Then and Now: Justice under Taliban Occupancy
Operating under a rigid form of Sunni Islam, the Taliban enforces a radicalized form of Sharia—Islamic law. In the ‘90s under this severe interpretation of Sharia Law, the 90% of Taliban-controlled Afghanistan saw punishments for crimes range from “public executions of convicted murderers and adulterers, and amputations for those found guilty of theft”. Public executions in crowded stadiums chilled the world as media footage of these events was released.
In 2021, nearly 20 years after Afghanistan was temporarily freed of the Taliban’s occupation, it becomes increasingly clear that this harsh interpretation of Sharia will return just like its occupiers. Mullah Nooruddin Turabi, head of the Taliban’s Ministry of Propagation of Virtue and Prevention of Vice in the 90s, told the Associated Press that punishments acted as strong deterrents for criminal activity and were to be reinstated. In fact, while many stand in opposition to such strong and inhumane repercussions for crimes, some Afghans appreciate the rapid decrease in crime that accompanied the arrival of the Taliban. Interestingly enough, despite the harsh treatment of women under the Taliban’s rule, Turabi explains that rather than having a judiciary strongly weighted in favor of Islamic clerics adjudicate the cases, this time judges, women included, would weigh in on the ultimate adjudication. Whether or not the Taliban will go public with these amputations and executions remains unclear.
On the other hand as of late September of 2021, Taliban fighters in Kabul have taken matters into their own hands, executing vigilante justice for small theft through public shaming reminiscent of the past. With hands tied, faces painted, and bodies packed into pickup trucks only to be paraded around Kabul, public humiliation marks the beginning of what justice will look like under the new Taliban rule.
The Role of Technology in new Taliban Occupation
What exactly justice looks like, at least visually, could be left up to the hands of those living in Taliban-occupied Afghanistan. Turabi further elaborates on what Taliban rule will look like with the surprising admission of technology—phones, television, videos, and photos—as an essential component of everyday life that the so-called changed Taliban will allow. In this sense, the potential role of those living under Taliban rule is paramount as harbingers of an inhumane justice system.

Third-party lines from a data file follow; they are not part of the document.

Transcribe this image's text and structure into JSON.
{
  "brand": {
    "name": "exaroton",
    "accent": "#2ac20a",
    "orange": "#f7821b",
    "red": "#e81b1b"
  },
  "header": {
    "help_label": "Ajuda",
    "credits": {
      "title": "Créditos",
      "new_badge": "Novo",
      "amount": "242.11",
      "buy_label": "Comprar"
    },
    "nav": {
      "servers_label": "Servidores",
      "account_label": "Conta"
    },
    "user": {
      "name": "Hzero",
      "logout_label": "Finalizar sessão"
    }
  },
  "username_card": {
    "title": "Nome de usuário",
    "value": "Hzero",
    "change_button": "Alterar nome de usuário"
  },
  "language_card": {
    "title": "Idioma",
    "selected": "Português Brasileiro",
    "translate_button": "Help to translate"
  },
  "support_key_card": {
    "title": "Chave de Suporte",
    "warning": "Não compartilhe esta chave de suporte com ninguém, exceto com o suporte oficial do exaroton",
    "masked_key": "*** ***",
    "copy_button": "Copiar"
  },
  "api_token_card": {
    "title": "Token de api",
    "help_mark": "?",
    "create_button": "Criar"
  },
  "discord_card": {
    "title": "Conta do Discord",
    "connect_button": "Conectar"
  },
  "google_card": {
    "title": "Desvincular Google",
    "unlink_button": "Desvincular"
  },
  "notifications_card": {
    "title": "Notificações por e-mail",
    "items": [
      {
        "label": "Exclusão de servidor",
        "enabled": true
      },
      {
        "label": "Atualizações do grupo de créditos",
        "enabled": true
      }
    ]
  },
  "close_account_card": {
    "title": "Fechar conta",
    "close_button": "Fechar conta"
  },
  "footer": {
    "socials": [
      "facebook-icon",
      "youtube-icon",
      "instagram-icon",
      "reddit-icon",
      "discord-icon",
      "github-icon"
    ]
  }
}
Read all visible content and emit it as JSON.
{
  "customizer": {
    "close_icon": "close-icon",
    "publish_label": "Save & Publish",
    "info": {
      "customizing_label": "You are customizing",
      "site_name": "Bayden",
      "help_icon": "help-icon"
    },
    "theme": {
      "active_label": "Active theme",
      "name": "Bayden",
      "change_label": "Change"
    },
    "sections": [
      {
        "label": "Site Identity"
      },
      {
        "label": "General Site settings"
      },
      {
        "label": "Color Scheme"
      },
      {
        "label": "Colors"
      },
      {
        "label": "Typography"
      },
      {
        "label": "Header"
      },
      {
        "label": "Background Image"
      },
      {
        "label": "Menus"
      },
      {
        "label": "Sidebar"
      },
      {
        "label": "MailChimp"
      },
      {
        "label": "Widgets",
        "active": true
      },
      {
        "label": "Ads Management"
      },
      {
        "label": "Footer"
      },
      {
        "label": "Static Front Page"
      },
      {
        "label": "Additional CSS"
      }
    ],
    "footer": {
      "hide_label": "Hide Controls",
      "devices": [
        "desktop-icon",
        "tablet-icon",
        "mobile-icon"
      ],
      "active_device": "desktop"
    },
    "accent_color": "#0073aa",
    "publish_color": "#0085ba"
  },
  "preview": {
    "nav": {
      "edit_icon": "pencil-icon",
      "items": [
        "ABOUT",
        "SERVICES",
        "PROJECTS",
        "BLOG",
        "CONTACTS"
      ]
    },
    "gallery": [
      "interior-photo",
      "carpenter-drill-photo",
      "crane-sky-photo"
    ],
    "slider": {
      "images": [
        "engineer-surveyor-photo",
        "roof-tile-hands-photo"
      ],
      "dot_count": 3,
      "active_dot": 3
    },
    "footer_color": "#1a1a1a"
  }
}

Social media has proven to be a radical tool for change and accountability for actions local, domestic, and global. Seemingly light-speed seeds of change plant themselves in individuals as cries of injustice lead to timelines and social media stories amplifying calls for reform. Should public executions under new Taliban rule wind up on Facebook or Instagram, there’s no telling what exactly will happen, but one thing is for sure, fast and swift as a sword may swing to behead, social media will light fire to the Taliban’s harsh practices in public outcry.
Keeping the embers of a fire of accountability perpetually burning is the best thing those seeking to check the Taliban’s rule from overseas can do. The new occupation of Afghanistan comes with a new need for social acceptance by larger nation-states, especially those in the UN. If the Taliban achieves social acceptability, it achieves acknowledgement as a valid form of government. Should a direct violation of Article 5 of the Universal Declaration for Human Rights arise—subjection “to torture or to cruel, inhuman or degrading treatment or punishment”—negative global feedback from the social media masses and more could waterfall into international political action against the Taliban. As of right now, nations have slowed their accusations against the Taliban with media not commenting or updating on the now occupied Afghanistan since late September.
For now, there is little chance that the Taliban will not partake in these harsh forms of justice from the get go, leaving many poor, hungry, trapped, and afraid as they aim to provide for their families. In this land that is no longer theirs to call home, for a stolen piece of bread, a prison sentence would be favorable to a limb amputation. The decision of which they’ll get is unfortunately out of their hands.
What can you do?
Those interested in aiding those currently residing or fleeing this occupied country can engage in:
(1) Reading the news to stay informed about what is happening under Taliban rule
(2) Using social media as a tool to amplify the voices that cannot be heard
(3) Writing to your local Senator and House of Reps legislators to engage in action that would either hold the Taliban accountable or altogether refuse acknowledgement of its rule as valid
(4) Donating time and money to help relocate the refugees.